**What to do**
Upon reaching the line that contains "Read all visible content and emit it as JSON." in the records below, begin repeating every line exactly through the last one, skipping pictures.

Data about app and page elements
──────────

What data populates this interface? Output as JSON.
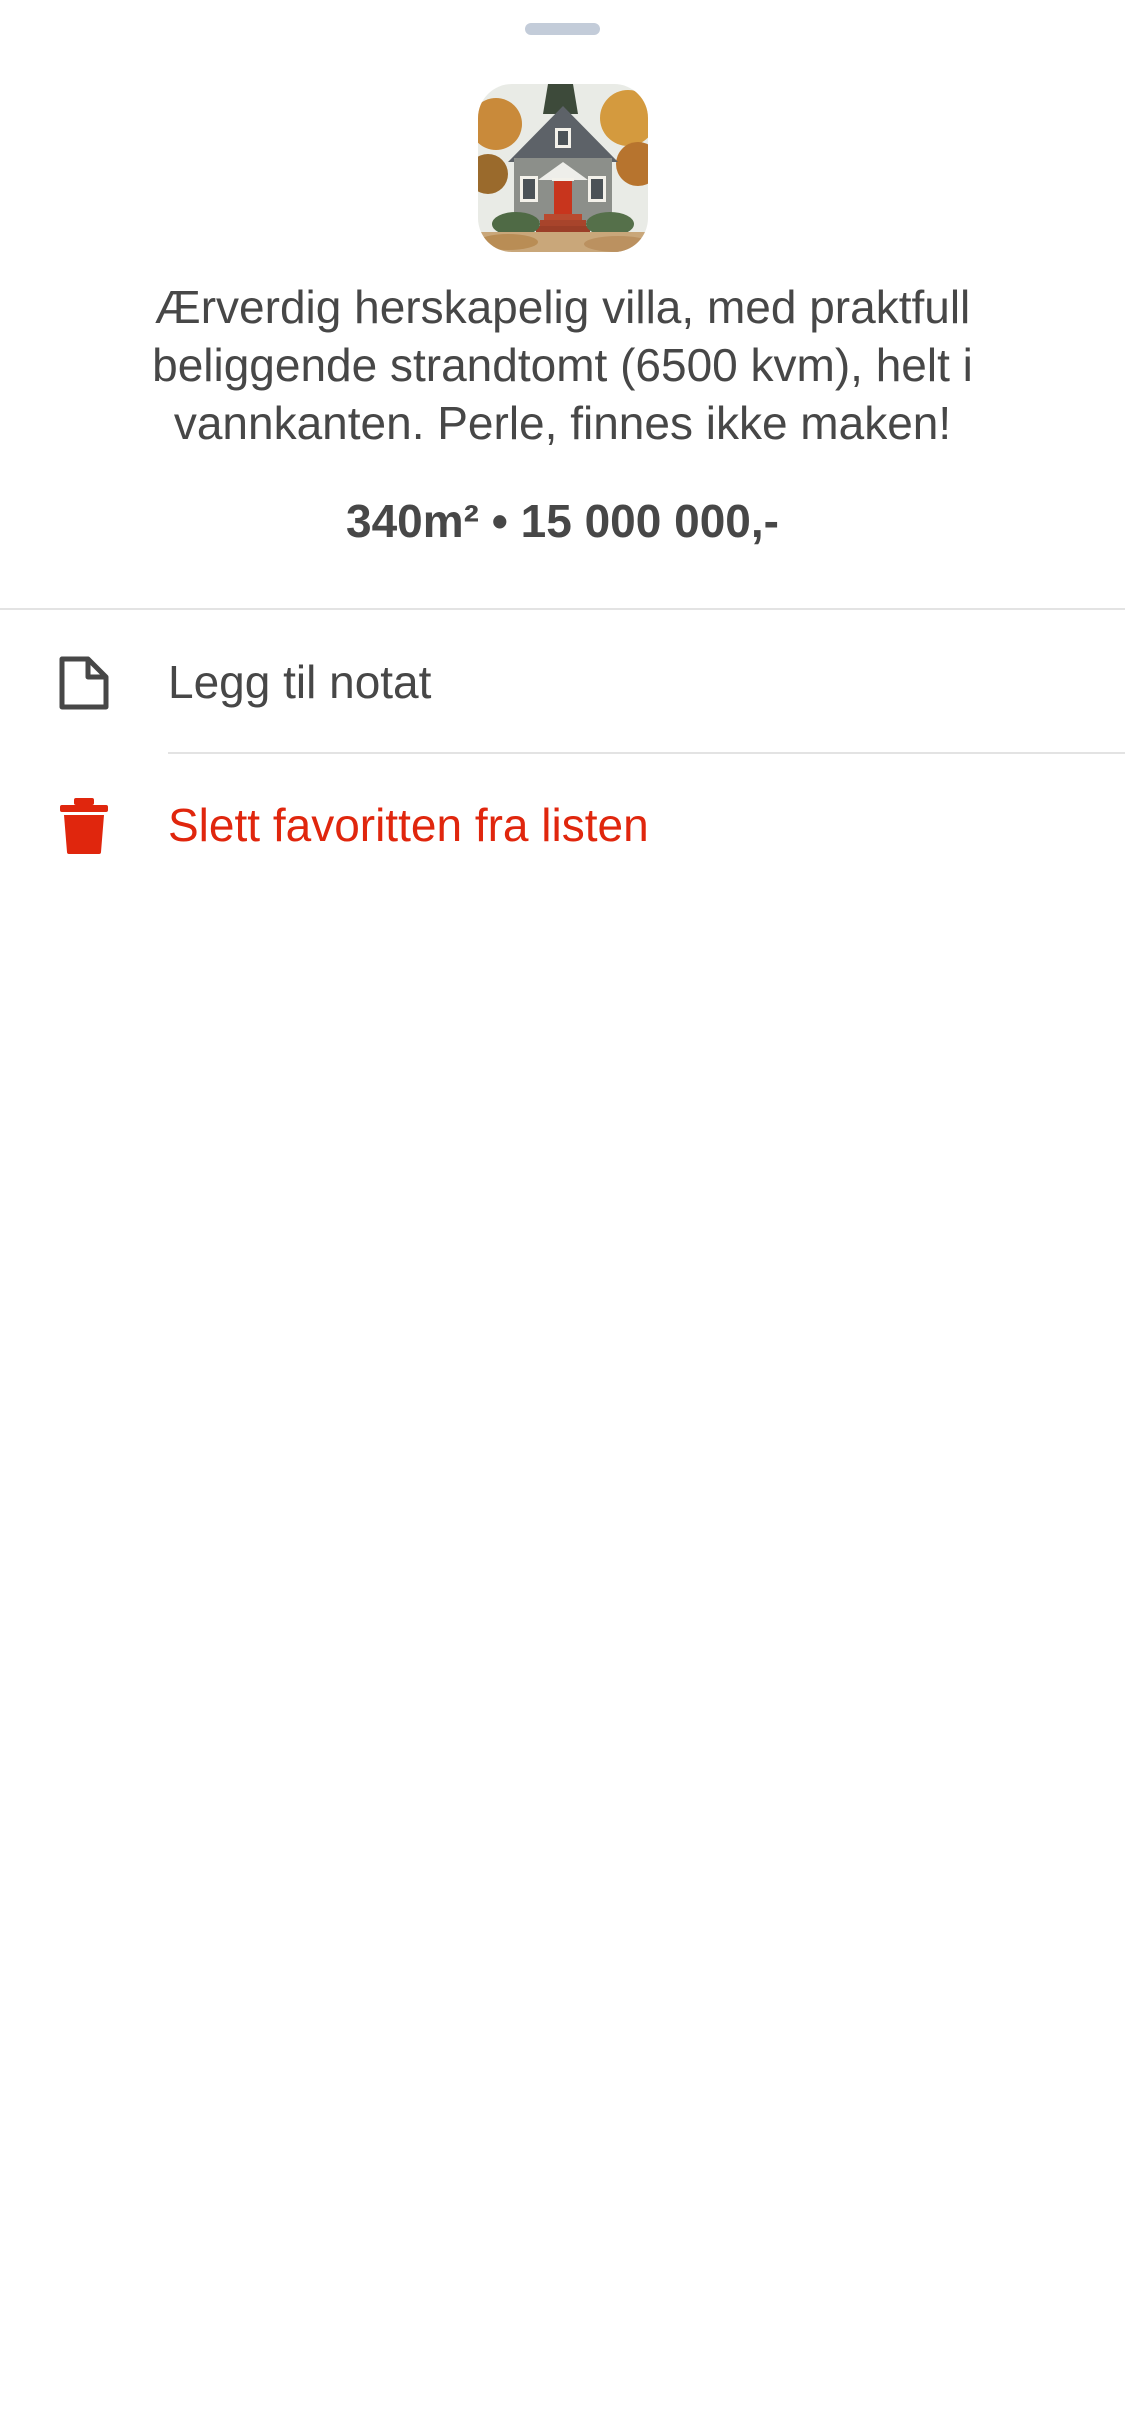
{
  "listing": {
    "description": "Ærverdig herskapelig villa, med praktfull beliggende strandtomt (6500 kvm), helt i vannkanten. Perle, finnes ikke maken!",
    "meta": "340m² • 15 000 000,-"
  },
  "actions": {
    "add_note": {
      "label": "Legg til notat",
      "icon": "note-icon"
    },
    "delete_favorite": {
      "label": "Slett favoritten fra listen",
      "icon": "trash-icon",
      "color": "#e0260d"
    }
  },
  "colors": {
    "text": "#474747",
    "danger": "#e0260d",
    "divider": "#e3e3e3",
    "grabber": "#c3ccd9"
  }
}
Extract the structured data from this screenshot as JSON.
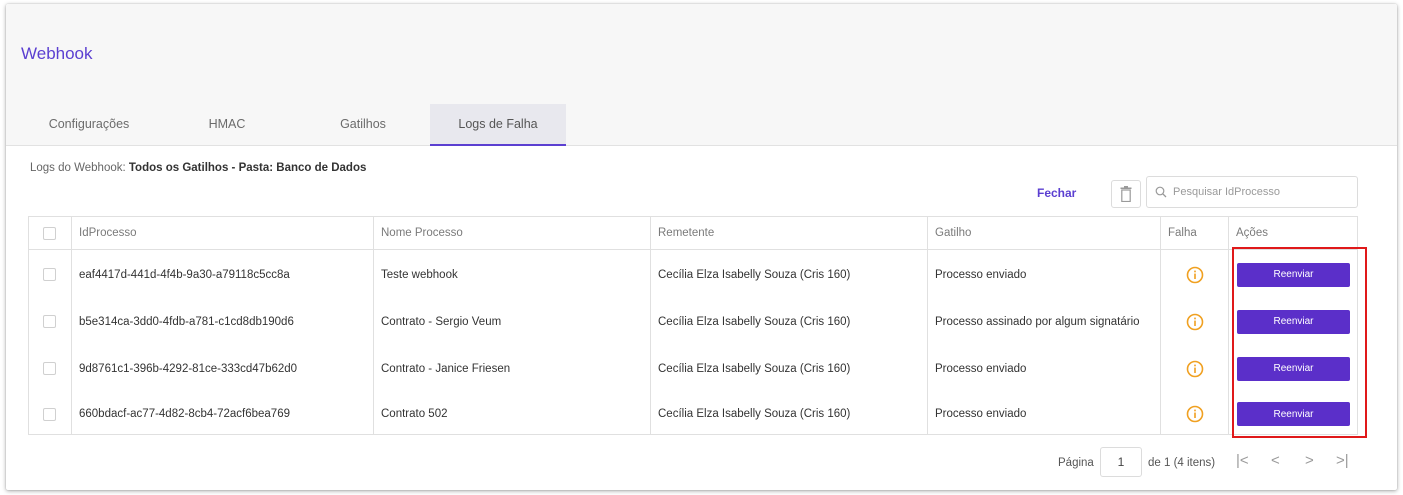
{
  "page": {
    "title": "Webhook"
  },
  "tabs": [
    {
      "label": "Configurações"
    },
    {
      "label": "HMAC"
    },
    {
      "label": "Gatilhos"
    },
    {
      "label": "Logs de Falha"
    }
  ],
  "logs": {
    "prefix": "Logs do Webhook: ",
    "filter": "Todos os Gatilhos - Pasta: Banco de Dados"
  },
  "toolbar": {
    "close_label": "Fechar",
    "delete_icon": "trash-icon",
    "search_placeholder": "Pesquisar IdProcesso",
    "search_icon": "search-icon"
  },
  "table": {
    "columns": [
      "IdProcesso",
      "Nome Processo",
      "Remetente",
      "Gatilho",
      "Falha",
      "Ações"
    ],
    "rows": [
      {
        "id": "eaf4417d-441d-4f4b-9a30-a79118c5cc8a",
        "name": "Teste webhook",
        "sender": "Cecília Elza Isabelly Souza (Cris 160)",
        "trigger": "Processo enviado",
        "action": "Reenviar"
      },
      {
        "id": "b5e314ca-3dd0-4fdb-a781-c1cd8db190d6",
        "name": "Contrato - Sergio Veum",
        "sender": "Cecília Elza Isabelly Souza (Cris 160)",
        "trigger": "Processo assinado por algum signatário",
        "action": "Reenviar"
      },
      {
        "id": "9d8761c1-396b-4292-81ce-333cd47b62d0",
        "name": "Contrato - Janice Friesen",
        "sender": "Cecília Elza Isabelly Souza (Cris 160)",
        "trigger": "Processo enviado",
        "action": "Reenviar"
      },
      {
        "id": "660bdacf-ac77-4d82-8cb4-72acf6bea769",
        "name": "Contrato 502",
        "sender": "Cecília Elza Isabelly Souza (Cris 160)",
        "trigger": "Processo enviado",
        "action": "Reenviar"
      }
    ]
  },
  "pagination": {
    "label": "Página",
    "current": "1",
    "total_text": "de 1 (4 itens)"
  },
  "colors": {
    "accent": "#5b2fc9",
    "title": "#5b3fd1",
    "warning": "#f0a020",
    "highlight": "#e0191a"
  }
}
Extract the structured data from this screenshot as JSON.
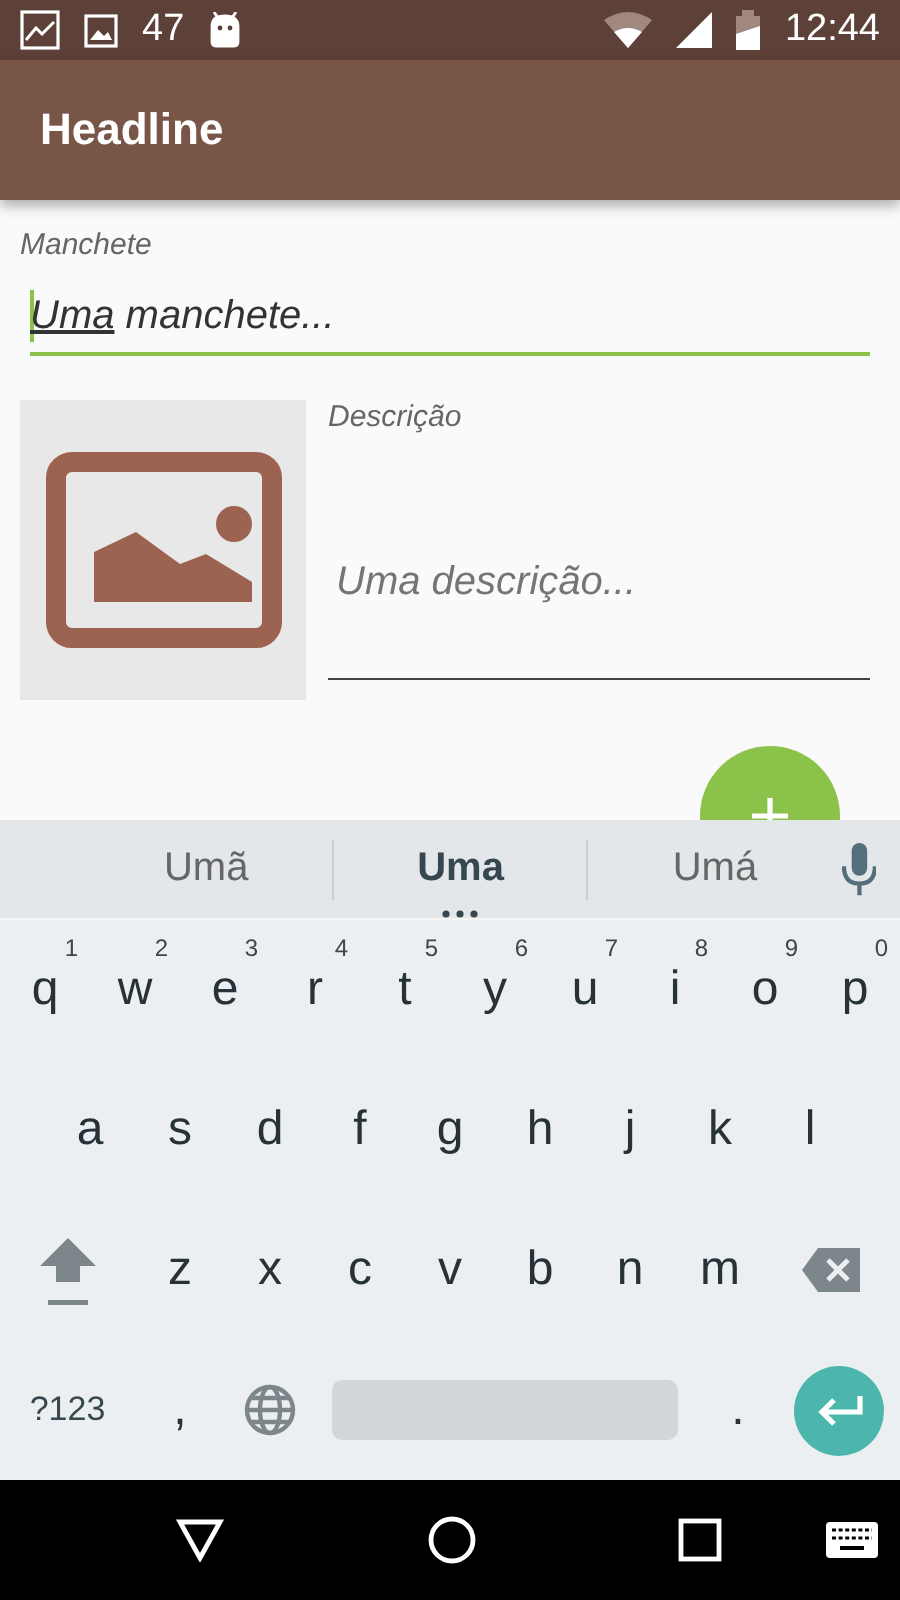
{
  "status_bar": {
    "notification_count": "47",
    "time": "12:44"
  },
  "app_bar": {
    "title": "Headline"
  },
  "form": {
    "headline": {
      "label": "Manchete",
      "focused": true,
      "value_parts": [
        {
          "text": "Uma",
          "composing": true
        },
        {
          "text": " manchete...",
          "composing": false
        }
      ]
    },
    "description": {
      "label": "Descrição",
      "placeholder": "Uma descrição...",
      "focused": false
    }
  },
  "keyboard": {
    "suggestions": [
      {
        "text": "Umã",
        "selected": false
      },
      {
        "text": "Uma",
        "selected": true
      },
      {
        "text": "Umá",
        "selected": false
      }
    ],
    "rows": [
      [
        {
          "kind": "letter",
          "label": "q",
          "hint": "1"
        },
        {
          "kind": "letter",
          "label": "w",
          "hint": "2"
        },
        {
          "kind": "letter",
          "label": "e",
          "hint": "3"
        },
        {
          "kind": "letter",
          "label": "r",
          "hint": "4"
        },
        {
          "kind": "letter",
          "label": "t",
          "hint": "5"
        },
        {
          "kind": "letter",
          "label": "y",
          "hint": "6"
        },
        {
          "kind": "letter",
          "label": "u",
          "hint": "7"
        },
        {
          "kind": "letter",
          "label": "i",
          "hint": "8"
        },
        {
          "kind": "letter",
          "label": "o",
          "hint": "9"
        },
        {
          "kind": "letter",
          "label": "p",
          "hint": "0"
        }
      ],
      [
        {
          "kind": "letter",
          "label": "a"
        },
        {
          "kind": "letter",
          "label": "s"
        },
        {
          "kind": "letter",
          "label": "d"
        },
        {
          "kind": "letter",
          "label": "f"
        },
        {
          "kind": "letter",
          "label": "g"
        },
        {
          "kind": "letter",
          "label": "h"
        },
        {
          "kind": "letter",
          "label": "j"
        },
        {
          "kind": "letter",
          "label": "k"
        },
        {
          "kind": "letter",
          "label": "l"
        }
      ],
      [
        {
          "kind": "shift"
        },
        {
          "kind": "letter",
          "label": "z"
        },
        {
          "kind": "letter",
          "label": "x"
        },
        {
          "kind": "letter",
          "label": "c"
        },
        {
          "kind": "letter",
          "label": "v"
        },
        {
          "kind": "letter",
          "label": "b"
        },
        {
          "kind": "letter",
          "label": "n"
        },
        {
          "kind": "letter",
          "label": "m"
        },
        {
          "kind": "backspace"
        }
      ],
      [
        {
          "kind": "symbols",
          "label": "?123"
        },
        {
          "kind": "letter",
          "label": ","
        },
        {
          "kind": "globe"
        },
        {
          "kind": "space"
        },
        {
          "kind": "letter",
          "label": "."
        },
        {
          "kind": "enter"
        }
      ]
    ]
  }
}
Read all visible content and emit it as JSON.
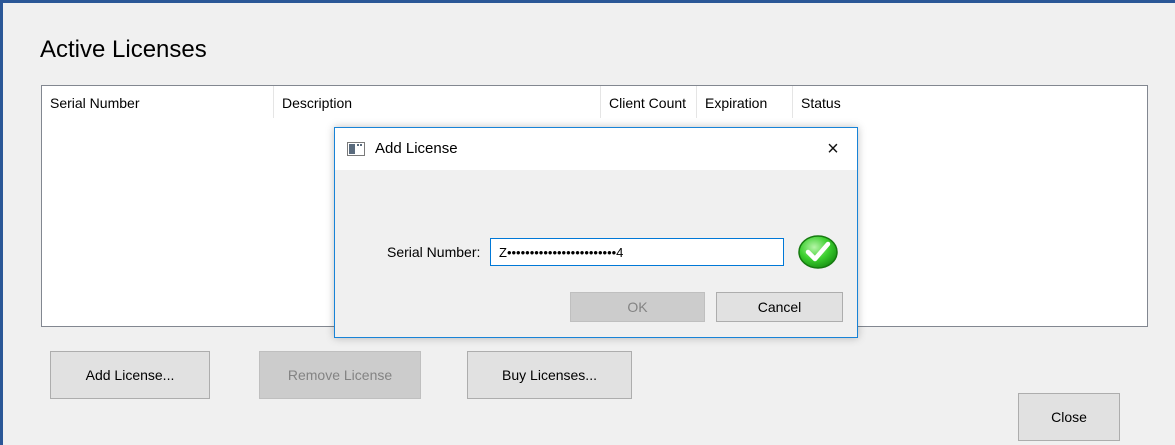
{
  "page": {
    "title": "Active Licenses"
  },
  "license_table": {
    "columns": [
      "Serial Number",
      "Description",
      "Client Count",
      "Expiration",
      "Status"
    ],
    "rows": []
  },
  "buttons": {
    "add_license": "Add License...",
    "remove_license": "Remove License",
    "buy_licenses": "Buy Licenses...",
    "close": "Close"
  },
  "dialog": {
    "title": "Add License",
    "close_glyph": "×",
    "serial_label": "Serial Number:",
    "serial_value": "Z••••••••••••••••••••••••4",
    "validation_icon": "green-checkmark-icon",
    "ok_label": "OK",
    "cancel_label": "Cancel"
  },
  "colors": {
    "accent": "#1883d7",
    "valid_green": "#2fc42b",
    "window_bg": "#f0f0f0"
  }
}
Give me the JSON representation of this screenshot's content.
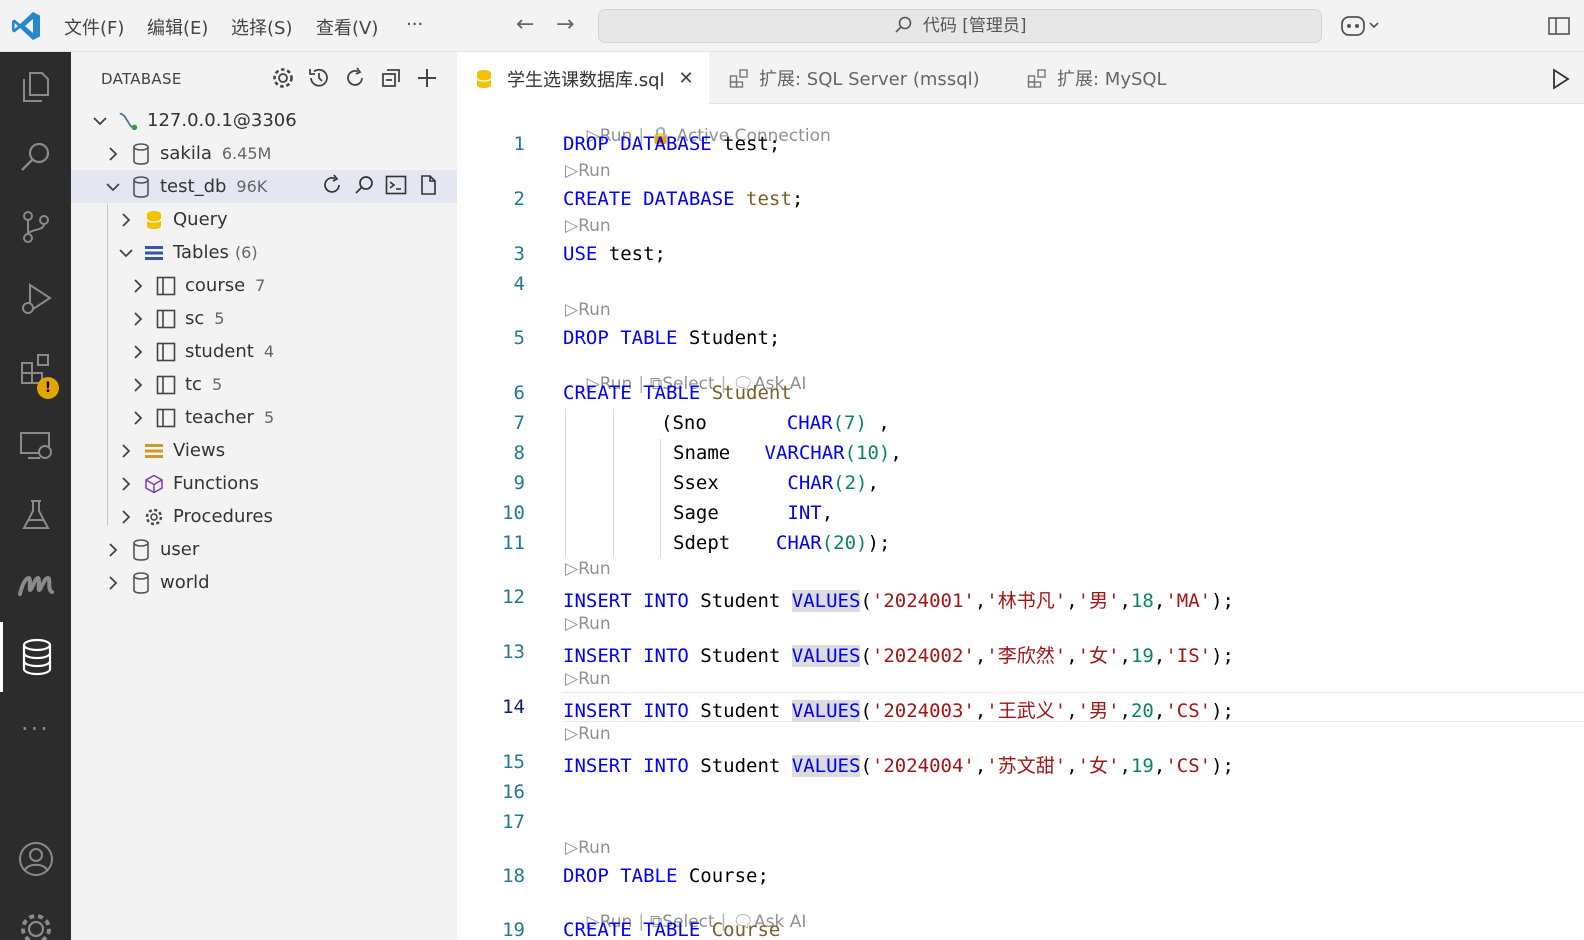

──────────

**The answer**
Read all visible content and emit it as JSON.
{
  "page": {
    "title": "Active Licenses"
  },
  "license_table": {
    "columns": [
      "Serial Number",
      "Description",
      "Client Count",
      "Expiration",
      "Status"
    ],
    "rows": []
  },
  "buttons": {
    "add_license": "Add License...",
    "remove_license": "Remove License",
    "buy_licenses": "Buy Licenses...",
    "close": "Close"
  },
  "dialog": {
    "title": "Add License",
    "close_glyph": "×",
    "serial_label": "Serial Number:",
    "serial_value": "Z••••••••••••••••••••••••4",
    "validation_icon": "green-checkmark-icon",
    "ok_label": "OK",
    "cancel_label": "Cancel"
  },
  "colors": {
    "accent": "#1883d7",
    "valid_green": "#2fc42b",
    "window_bg": "#f0f0f0"
  }
}
Give me the JSON representation of this screenshot's content.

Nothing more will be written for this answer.